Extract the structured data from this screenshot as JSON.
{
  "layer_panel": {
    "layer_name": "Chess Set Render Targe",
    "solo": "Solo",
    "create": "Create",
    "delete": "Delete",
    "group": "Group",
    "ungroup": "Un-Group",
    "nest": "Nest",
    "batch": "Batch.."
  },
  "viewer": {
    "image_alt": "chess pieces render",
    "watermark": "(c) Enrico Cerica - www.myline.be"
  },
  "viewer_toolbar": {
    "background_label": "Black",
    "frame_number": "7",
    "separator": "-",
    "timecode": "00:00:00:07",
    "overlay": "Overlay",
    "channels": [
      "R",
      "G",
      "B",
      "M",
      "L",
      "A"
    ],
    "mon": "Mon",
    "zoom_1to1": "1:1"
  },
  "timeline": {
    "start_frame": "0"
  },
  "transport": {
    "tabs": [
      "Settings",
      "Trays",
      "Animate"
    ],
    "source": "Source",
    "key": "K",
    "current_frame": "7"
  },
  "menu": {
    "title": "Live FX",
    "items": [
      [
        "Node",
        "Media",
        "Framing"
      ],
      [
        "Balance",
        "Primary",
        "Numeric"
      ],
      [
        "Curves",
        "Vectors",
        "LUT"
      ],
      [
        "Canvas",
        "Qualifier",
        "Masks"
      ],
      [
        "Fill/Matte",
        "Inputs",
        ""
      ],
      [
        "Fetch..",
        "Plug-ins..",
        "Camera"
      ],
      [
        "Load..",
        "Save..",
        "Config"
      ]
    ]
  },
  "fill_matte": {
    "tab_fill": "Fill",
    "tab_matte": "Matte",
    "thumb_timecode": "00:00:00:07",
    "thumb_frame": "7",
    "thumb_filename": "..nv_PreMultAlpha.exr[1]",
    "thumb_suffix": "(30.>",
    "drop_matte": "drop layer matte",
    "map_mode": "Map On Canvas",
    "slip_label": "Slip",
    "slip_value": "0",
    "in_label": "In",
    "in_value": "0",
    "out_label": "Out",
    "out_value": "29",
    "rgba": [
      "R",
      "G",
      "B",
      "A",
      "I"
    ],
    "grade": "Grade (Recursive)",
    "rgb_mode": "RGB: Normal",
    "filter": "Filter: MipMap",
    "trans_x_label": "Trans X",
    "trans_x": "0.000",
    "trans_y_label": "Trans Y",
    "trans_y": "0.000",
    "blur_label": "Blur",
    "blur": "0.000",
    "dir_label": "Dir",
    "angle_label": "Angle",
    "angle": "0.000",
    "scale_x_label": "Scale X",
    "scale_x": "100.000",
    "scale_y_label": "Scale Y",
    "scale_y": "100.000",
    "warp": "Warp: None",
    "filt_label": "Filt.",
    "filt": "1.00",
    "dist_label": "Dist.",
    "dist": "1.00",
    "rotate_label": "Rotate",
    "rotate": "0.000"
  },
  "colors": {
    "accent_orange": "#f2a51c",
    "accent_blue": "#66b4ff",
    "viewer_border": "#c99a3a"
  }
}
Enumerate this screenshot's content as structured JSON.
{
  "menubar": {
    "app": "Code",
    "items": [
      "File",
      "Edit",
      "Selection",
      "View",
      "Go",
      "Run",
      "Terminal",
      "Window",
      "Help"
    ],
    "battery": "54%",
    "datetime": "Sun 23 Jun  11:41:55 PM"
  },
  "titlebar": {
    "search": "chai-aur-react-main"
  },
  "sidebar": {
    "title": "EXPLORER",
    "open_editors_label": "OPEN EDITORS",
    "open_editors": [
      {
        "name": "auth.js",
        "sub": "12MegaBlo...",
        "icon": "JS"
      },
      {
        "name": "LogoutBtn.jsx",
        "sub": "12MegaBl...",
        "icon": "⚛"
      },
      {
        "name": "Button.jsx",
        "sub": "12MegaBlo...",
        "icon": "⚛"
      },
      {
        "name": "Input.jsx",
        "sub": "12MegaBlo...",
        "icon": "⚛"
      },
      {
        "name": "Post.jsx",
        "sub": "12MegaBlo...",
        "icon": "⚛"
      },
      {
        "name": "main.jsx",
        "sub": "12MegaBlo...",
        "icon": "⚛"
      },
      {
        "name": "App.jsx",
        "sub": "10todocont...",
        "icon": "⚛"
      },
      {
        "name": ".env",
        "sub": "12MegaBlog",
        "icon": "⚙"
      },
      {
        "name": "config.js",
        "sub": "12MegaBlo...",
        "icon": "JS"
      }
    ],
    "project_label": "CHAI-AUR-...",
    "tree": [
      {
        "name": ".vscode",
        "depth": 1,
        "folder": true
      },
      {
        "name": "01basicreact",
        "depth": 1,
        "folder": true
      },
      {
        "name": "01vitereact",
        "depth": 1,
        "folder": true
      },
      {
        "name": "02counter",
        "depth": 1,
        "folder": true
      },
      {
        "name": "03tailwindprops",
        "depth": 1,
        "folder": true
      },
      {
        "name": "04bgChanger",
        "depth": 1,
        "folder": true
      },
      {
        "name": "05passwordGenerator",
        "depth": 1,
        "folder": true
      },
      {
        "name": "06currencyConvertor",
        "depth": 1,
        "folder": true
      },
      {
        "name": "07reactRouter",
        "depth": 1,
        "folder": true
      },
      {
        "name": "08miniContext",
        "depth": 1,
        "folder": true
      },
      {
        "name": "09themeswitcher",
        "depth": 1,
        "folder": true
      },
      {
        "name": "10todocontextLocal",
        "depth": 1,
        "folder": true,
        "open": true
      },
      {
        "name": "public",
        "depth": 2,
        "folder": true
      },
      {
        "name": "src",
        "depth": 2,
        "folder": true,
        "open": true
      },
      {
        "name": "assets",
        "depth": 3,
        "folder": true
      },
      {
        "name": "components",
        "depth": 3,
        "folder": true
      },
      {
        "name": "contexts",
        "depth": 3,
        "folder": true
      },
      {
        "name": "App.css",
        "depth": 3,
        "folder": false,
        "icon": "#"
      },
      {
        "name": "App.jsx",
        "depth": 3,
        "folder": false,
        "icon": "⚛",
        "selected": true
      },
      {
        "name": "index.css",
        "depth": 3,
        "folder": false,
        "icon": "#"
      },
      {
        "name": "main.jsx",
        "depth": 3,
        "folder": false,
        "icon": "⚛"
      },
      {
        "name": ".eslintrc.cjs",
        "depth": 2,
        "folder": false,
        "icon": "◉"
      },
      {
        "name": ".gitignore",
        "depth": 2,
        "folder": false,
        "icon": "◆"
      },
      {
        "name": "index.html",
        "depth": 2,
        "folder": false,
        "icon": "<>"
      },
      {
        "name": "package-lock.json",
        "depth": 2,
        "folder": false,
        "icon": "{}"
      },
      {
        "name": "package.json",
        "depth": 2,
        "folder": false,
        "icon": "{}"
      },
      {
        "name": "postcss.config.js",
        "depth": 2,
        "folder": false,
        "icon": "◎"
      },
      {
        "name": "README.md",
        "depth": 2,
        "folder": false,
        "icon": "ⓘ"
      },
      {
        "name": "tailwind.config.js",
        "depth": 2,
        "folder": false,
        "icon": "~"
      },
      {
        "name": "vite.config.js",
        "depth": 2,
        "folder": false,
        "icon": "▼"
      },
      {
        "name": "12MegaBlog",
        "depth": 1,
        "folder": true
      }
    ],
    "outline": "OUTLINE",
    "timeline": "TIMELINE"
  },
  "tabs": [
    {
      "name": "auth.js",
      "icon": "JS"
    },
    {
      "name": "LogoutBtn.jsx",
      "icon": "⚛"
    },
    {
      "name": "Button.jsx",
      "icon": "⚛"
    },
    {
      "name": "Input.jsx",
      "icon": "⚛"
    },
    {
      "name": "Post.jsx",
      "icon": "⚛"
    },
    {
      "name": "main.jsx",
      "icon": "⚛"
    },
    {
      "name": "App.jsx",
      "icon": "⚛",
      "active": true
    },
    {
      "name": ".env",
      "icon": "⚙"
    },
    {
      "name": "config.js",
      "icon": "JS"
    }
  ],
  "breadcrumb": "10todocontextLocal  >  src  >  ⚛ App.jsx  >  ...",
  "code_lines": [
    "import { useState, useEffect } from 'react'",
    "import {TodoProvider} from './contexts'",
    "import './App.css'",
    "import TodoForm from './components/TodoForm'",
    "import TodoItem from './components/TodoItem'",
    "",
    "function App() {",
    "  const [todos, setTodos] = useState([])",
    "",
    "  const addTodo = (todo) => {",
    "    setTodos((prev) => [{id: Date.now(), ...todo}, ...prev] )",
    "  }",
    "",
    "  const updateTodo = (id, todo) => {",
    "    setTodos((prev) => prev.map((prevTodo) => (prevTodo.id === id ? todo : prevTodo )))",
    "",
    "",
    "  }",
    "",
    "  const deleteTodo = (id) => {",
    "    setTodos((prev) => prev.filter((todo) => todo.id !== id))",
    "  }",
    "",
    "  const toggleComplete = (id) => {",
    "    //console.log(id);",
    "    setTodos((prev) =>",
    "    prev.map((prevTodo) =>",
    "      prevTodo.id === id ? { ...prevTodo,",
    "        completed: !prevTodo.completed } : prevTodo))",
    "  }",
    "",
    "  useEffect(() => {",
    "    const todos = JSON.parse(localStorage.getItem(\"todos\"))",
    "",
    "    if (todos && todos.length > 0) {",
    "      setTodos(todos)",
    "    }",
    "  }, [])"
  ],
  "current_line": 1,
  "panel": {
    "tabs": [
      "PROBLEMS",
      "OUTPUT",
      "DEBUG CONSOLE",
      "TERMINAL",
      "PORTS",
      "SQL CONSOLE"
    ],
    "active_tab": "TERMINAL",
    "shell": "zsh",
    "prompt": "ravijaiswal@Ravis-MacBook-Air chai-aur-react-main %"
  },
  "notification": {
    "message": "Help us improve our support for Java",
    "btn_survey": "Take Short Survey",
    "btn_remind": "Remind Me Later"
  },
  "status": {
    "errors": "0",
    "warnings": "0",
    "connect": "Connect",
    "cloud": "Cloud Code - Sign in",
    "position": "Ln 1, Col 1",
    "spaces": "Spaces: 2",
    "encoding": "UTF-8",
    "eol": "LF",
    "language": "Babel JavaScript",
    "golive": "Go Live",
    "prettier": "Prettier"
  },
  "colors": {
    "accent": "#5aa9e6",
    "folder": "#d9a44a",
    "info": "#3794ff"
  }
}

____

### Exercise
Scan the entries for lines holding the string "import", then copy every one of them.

### Response
    "import { useState, useEffect } from 'react'",
    "import {TodoProvider} from './contexts'",
    "import './App.css'",
    "import TodoForm from './components/TodoForm'",
    "import TodoItem from './components/TodoItem'",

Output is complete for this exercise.